Among the entries, find the lines with the string "设备ID" and copy them.

###

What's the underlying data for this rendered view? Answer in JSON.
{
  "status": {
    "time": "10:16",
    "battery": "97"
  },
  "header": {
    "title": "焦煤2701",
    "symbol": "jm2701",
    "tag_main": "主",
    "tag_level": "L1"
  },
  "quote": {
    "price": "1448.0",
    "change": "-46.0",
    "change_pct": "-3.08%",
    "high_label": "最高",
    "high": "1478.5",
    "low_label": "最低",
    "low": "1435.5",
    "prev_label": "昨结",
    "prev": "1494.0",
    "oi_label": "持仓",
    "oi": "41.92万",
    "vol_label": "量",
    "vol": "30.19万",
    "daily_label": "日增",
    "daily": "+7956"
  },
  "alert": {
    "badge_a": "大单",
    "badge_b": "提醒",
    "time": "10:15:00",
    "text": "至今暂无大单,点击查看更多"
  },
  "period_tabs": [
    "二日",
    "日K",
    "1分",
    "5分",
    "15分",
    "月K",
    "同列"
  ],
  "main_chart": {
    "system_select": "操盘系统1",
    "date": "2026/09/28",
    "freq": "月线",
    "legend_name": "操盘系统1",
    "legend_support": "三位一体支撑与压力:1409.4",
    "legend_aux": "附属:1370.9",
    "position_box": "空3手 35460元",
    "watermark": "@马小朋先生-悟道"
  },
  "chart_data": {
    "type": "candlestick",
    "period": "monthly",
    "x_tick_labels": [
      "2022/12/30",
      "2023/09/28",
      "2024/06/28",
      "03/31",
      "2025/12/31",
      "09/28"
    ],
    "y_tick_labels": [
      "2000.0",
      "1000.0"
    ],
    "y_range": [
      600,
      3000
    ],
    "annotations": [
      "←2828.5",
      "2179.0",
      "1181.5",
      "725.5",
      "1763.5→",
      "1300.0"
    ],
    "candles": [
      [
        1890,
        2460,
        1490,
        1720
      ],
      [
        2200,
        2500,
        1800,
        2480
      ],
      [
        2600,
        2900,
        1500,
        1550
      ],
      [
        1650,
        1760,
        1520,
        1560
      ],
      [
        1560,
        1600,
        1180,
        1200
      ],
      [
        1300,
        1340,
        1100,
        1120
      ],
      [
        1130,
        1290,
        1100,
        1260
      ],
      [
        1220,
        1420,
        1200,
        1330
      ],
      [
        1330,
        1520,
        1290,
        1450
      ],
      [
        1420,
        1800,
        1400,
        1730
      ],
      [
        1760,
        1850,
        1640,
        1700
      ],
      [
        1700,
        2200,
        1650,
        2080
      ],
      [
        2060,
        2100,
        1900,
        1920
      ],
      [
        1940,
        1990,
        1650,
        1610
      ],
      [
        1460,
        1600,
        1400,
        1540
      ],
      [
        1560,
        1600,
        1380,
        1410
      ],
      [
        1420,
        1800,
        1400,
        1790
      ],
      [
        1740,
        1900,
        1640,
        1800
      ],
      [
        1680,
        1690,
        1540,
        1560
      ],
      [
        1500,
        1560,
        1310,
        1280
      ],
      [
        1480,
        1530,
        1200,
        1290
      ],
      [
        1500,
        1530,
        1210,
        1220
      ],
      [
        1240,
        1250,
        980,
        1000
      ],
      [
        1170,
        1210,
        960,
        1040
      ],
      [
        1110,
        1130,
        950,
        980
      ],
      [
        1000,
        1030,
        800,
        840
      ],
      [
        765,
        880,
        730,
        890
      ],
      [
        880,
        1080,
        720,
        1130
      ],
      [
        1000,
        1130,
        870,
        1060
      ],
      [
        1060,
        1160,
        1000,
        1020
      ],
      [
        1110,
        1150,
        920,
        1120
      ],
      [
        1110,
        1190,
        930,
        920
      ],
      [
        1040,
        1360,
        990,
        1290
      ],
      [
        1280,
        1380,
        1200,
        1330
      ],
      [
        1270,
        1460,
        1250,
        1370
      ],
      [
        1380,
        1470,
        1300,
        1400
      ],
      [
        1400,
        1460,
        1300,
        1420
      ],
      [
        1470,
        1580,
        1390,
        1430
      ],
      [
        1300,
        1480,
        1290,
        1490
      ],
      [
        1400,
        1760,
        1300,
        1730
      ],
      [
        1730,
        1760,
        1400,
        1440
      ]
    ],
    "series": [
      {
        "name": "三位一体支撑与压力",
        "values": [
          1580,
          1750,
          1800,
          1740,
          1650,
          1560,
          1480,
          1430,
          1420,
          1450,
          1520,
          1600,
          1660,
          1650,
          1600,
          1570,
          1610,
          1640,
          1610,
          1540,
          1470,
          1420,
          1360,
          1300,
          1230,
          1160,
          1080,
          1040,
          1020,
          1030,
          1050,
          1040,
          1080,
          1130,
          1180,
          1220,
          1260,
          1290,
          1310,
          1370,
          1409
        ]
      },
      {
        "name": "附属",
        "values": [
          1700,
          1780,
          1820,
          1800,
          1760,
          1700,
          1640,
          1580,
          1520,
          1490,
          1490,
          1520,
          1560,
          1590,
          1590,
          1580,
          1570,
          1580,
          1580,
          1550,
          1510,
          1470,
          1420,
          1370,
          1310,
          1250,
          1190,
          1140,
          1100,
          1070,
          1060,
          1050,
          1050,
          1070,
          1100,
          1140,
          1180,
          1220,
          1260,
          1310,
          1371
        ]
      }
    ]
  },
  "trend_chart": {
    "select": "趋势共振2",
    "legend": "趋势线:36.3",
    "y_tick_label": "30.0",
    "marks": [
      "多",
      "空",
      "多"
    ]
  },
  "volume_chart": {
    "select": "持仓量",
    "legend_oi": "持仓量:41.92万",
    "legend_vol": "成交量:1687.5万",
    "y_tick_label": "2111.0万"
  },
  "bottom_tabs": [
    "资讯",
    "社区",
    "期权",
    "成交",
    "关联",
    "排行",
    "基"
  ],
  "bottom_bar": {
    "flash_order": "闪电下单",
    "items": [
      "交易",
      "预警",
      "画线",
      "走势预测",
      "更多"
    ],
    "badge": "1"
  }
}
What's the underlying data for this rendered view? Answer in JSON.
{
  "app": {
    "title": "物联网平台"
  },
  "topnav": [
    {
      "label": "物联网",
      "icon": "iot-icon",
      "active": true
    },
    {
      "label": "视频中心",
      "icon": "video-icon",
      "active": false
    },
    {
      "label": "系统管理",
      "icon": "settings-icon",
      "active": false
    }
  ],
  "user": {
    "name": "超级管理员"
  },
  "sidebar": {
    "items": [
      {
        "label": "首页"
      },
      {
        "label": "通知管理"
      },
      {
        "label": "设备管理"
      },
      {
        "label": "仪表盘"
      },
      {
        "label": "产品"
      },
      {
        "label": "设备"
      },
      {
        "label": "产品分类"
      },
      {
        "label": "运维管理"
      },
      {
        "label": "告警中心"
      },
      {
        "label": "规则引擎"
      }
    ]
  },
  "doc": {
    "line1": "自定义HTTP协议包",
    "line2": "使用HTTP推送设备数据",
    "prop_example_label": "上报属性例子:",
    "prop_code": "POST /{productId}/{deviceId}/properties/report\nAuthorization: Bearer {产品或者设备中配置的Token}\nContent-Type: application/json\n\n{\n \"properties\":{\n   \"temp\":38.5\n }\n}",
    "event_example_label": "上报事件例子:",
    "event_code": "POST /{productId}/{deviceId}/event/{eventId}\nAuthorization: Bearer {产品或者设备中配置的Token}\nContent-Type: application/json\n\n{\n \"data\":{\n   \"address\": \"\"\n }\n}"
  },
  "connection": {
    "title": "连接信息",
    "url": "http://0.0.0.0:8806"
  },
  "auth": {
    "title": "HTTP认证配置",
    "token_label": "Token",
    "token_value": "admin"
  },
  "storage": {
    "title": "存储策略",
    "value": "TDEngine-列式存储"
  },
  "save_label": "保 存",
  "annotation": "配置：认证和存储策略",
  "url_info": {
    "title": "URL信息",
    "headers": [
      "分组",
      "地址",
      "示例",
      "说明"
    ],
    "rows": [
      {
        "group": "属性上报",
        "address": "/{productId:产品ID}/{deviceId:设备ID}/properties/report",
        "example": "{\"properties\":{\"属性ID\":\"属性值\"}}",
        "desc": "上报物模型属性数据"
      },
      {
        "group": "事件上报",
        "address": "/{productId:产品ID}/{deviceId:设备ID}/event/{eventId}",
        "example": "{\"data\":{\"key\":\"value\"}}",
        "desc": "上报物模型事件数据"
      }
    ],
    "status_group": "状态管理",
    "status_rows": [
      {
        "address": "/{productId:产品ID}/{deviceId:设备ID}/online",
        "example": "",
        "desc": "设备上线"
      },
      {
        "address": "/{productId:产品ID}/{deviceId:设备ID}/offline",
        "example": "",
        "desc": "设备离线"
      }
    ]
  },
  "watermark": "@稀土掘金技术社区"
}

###

**ANSWER TO THIS PROBLEM:**
        "address": "/{productId:产品ID}/{deviceId:设备ID}/properties/report",
        "address": "/{productId:产品ID}/{deviceId:设备ID}/event/{eventId}",
        "address": "/{productId:产品ID}/{deviceId:设备ID}/online",
        "address": "/{productId:产品ID}/{deviceId:设备ID}/offline",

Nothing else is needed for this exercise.